___ ENTRIES SUPPLIED ___

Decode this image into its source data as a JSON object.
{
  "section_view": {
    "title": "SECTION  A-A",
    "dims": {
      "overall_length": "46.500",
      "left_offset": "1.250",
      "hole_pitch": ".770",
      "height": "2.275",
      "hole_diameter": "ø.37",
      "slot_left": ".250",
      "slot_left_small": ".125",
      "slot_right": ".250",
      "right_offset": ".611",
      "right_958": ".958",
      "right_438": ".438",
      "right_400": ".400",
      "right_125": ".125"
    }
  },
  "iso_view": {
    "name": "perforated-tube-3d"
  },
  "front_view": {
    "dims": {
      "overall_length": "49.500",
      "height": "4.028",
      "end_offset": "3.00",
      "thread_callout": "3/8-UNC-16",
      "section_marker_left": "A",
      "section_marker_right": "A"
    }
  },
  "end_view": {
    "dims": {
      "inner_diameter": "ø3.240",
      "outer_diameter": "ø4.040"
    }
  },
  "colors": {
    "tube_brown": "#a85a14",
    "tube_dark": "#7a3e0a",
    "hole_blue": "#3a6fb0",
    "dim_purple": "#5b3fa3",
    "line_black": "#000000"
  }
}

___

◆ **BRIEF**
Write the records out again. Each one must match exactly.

◆ **OUTPUT BELOW**
Decode this image into its source data as a JSON object.
{
  "section_view": {
    "title": "SECTION  A-A",
    "dims": {
      "overall_length": "46.500",
      "left_offset": "1.250",
      "hole_pitch": ".770",
      "height": "2.275",
      "hole_diameter": "ø.37",
      "slot_left": ".250",
      "slot_left_small": ".125",
      "slot_right": ".250",
      "right_offset": ".611",
      "right_958": ".958",
      "right_438": ".438",
      "right_400": ".400",
      "right_125": ".125"
    }
  },
  "iso_view": {
    "name": "perforated-tube-3d"
  },
  "front_view": {
    "dims": {
      "overall_length": "49.500",
      "height": "4.028",
      "end_offset": "3.00",
      "thread_callout": "3/8-UNC-16",
      "section_marker_left": "A",
      "section_marker_right": "A"
    }
  },
  "end_view": {
    "dims": {
      "inner_diameter": "ø3.240",
      "outer_diameter": "ø4.040"
    }
  },
  "colors": {
    "tube_brown": "#a85a14",
    "tube_dark": "#7a3e0a",
    "hole_blue": "#3a6fb0",
    "dim_purple": "#5b3fa3",
    "line_black": "#000000"
  }
}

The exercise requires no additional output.